Jill Hanto had a problem on the opening night of her first restaurant: the carrots were overcaramelized. Her customers were very understanding, though. After all, Hanto was just 11 years old at the time and the restaurant was actually the family dining room. The customers—her parents—were simply encouraging her love of dining by allowing her to turn their home into a mock restaurant.
It worked. As she grew, her interest spun into a job as a nutritionist, and when she moved back to Cincinnati a few years ago, she and chef Elliot Jablonsky opened three eateries: the Vineyard Café, Latin Quarter and Tink’s.
Hanto’s expertise isn’t in the kitchen, but in the presentation. She trains servers how to make the customers have a pleasant dining experience.
“My strength is hospitality; how the staff treats people,” she says. “That’s really what sets you apart. It’s how guests feel when they walk out that’s important.”
Once the restaurants were up and running smoothly, Hanto took herself out of the day-to-day operations and began working as conference coordinator for the Cintas Center on campus.

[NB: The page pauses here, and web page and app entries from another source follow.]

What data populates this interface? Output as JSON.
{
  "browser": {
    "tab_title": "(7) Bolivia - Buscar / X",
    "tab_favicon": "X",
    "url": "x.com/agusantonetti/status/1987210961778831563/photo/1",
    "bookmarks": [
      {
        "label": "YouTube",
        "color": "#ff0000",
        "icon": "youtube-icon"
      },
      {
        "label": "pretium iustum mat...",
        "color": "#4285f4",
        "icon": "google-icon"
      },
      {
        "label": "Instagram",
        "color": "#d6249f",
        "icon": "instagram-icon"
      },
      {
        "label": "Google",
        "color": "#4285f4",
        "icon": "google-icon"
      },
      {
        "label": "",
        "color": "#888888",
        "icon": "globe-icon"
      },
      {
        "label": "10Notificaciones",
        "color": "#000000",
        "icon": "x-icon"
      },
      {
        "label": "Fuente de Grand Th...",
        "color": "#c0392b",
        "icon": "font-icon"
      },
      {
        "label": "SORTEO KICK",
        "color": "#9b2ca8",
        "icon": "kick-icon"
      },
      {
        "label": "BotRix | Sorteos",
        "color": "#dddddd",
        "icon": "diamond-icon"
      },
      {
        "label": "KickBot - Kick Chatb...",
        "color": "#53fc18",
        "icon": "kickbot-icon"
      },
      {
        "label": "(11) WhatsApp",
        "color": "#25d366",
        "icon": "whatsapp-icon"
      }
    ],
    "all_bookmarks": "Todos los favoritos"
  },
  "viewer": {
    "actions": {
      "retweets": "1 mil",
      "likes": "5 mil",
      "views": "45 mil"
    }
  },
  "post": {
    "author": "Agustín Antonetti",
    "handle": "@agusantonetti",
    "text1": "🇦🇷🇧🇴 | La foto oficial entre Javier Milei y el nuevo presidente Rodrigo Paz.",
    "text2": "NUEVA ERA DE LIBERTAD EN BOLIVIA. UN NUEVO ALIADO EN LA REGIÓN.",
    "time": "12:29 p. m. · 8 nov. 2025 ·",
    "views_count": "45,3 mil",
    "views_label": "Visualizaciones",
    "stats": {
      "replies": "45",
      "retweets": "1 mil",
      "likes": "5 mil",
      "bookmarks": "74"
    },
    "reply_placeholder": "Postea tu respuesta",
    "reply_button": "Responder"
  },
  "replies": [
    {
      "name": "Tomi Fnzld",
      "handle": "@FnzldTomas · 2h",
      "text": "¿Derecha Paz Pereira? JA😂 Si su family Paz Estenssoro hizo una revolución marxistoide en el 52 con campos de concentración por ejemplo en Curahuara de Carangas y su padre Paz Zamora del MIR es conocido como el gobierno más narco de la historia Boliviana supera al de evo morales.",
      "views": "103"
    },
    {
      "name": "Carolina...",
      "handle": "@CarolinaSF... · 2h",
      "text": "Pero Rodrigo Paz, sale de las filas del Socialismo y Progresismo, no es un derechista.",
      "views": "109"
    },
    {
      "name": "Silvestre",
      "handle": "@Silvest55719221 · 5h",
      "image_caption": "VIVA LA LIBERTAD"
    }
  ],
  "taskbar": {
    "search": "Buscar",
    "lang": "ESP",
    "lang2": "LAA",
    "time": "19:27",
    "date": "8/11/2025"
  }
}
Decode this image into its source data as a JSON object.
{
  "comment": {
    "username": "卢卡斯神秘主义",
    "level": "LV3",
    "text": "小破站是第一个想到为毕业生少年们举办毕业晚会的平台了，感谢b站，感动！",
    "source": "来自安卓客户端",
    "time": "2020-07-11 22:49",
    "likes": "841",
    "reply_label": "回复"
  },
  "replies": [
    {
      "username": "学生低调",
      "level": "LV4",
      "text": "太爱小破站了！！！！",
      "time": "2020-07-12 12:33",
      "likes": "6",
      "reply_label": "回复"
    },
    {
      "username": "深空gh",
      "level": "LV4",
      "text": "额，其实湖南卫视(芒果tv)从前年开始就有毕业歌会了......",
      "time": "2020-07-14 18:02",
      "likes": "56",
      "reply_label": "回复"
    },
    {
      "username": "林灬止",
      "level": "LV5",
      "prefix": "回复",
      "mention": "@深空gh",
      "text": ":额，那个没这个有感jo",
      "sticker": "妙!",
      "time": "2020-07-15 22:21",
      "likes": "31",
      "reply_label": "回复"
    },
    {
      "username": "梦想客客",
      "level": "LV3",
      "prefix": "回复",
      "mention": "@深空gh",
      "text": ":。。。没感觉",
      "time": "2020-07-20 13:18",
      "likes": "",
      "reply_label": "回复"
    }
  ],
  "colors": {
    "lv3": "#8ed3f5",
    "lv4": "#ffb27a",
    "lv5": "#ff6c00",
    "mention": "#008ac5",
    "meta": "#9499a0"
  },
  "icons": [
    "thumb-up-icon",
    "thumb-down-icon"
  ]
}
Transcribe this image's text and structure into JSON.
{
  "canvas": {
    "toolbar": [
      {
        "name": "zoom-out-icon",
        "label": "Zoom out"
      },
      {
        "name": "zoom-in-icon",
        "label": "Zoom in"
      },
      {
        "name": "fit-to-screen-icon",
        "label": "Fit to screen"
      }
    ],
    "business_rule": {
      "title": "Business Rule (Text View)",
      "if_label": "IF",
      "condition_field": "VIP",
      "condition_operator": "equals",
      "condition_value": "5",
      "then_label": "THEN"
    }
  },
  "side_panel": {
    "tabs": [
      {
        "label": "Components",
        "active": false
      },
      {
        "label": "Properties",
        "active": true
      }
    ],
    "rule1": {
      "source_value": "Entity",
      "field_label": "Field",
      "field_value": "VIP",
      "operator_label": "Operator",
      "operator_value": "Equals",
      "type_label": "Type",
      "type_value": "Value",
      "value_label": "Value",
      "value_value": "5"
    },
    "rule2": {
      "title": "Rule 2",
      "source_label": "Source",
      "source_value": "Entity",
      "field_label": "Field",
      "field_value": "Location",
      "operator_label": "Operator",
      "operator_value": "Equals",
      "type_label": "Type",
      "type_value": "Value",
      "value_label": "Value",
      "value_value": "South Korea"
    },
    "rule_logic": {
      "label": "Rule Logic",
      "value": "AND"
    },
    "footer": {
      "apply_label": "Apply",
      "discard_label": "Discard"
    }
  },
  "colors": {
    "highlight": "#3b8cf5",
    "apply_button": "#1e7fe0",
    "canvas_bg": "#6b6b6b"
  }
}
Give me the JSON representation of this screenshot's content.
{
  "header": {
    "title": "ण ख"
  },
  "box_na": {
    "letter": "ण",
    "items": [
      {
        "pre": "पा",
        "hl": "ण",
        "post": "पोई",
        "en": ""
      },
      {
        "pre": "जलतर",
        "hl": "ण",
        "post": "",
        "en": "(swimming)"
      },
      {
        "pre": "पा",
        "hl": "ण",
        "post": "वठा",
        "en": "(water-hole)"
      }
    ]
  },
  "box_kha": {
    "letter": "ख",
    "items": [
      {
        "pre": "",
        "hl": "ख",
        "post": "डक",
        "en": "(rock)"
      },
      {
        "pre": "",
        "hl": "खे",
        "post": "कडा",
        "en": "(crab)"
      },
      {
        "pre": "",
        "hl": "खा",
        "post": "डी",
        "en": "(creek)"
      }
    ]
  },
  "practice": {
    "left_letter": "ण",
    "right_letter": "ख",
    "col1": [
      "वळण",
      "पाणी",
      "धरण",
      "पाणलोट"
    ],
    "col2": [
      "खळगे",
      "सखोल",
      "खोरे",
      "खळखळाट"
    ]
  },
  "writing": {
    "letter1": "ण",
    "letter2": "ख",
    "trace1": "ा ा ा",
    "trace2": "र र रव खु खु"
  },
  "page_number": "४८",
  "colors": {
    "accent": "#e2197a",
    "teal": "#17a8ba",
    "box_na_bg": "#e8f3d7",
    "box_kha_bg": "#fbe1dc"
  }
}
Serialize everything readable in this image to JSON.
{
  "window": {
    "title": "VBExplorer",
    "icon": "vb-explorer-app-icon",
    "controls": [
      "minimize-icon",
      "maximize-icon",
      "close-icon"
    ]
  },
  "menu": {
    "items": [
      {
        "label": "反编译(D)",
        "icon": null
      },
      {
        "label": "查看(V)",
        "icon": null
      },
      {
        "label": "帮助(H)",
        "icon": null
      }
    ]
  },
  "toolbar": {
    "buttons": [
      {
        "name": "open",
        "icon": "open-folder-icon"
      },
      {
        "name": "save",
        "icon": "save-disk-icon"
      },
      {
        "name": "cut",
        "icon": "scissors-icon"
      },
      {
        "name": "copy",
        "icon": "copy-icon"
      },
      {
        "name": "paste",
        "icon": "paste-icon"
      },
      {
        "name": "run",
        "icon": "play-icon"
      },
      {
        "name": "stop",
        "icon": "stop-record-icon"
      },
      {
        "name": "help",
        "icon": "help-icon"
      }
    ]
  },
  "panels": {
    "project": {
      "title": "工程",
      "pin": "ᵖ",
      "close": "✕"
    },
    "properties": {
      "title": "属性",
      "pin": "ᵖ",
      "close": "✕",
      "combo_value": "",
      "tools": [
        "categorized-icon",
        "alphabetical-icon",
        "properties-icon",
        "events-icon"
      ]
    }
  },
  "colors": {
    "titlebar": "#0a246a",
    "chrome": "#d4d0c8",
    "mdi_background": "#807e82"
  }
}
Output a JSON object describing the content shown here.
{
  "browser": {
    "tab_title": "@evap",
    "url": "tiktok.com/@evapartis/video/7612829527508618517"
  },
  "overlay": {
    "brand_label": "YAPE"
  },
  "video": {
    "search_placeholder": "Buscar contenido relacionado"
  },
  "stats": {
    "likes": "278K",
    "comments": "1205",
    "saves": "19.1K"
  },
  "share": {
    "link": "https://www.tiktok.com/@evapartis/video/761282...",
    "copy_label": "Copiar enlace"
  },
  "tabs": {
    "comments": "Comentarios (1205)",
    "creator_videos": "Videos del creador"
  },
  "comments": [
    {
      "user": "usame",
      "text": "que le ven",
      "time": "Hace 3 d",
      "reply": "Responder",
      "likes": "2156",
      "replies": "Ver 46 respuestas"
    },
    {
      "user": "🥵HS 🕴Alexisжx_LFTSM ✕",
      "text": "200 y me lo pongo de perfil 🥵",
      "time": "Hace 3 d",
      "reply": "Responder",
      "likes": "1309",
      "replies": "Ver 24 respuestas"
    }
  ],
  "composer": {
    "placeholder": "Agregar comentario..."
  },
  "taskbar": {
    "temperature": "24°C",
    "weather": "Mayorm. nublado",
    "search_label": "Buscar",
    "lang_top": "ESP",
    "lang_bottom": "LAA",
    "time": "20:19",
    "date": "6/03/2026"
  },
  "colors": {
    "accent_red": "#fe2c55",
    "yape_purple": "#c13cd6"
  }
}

“It was a very logical transition,” she says. “I meet people’s needs, from corporate conferences to weddings. I get the details and take off the pressure of putting an event together. I’ve always enjoyed people. It’s a personality trait. It has to do with really caring about people and valuing the life of every individual. It sounds hokey but if you do that, hospitality comes naturally.”